• **To do**
Return a copy of every line in the records that includes the word "JSON".

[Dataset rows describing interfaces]
----------

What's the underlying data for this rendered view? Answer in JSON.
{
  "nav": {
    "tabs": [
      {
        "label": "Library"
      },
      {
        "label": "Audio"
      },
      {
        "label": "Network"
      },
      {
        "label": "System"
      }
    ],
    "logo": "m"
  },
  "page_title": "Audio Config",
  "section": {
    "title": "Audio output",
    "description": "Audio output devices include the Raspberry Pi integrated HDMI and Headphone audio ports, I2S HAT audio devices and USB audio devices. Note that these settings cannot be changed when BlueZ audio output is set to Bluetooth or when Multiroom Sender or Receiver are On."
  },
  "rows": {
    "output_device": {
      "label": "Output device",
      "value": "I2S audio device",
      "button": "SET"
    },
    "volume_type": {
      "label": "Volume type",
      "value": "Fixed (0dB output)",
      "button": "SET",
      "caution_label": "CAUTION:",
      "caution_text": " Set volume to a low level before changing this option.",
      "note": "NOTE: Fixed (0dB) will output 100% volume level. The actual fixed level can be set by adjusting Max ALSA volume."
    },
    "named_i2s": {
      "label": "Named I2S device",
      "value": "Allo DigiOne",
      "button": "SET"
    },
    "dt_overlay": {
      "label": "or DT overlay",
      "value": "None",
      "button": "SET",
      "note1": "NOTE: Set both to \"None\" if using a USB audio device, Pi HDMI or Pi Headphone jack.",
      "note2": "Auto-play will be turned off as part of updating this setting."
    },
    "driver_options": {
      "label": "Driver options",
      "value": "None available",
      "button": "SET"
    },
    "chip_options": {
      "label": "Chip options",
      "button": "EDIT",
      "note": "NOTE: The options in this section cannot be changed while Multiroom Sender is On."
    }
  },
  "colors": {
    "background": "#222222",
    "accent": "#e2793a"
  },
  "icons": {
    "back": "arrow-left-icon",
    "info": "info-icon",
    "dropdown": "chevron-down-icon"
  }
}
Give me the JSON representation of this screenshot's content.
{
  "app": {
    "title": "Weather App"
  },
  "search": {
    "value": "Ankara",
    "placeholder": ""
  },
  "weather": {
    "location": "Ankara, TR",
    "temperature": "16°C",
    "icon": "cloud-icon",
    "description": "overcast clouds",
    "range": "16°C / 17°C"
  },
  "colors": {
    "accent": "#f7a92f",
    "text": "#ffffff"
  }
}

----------

• **Reply**
What's the underlying data for this rendered view? Answer in JSON.
Give me the JSON representation of this screenshot's content.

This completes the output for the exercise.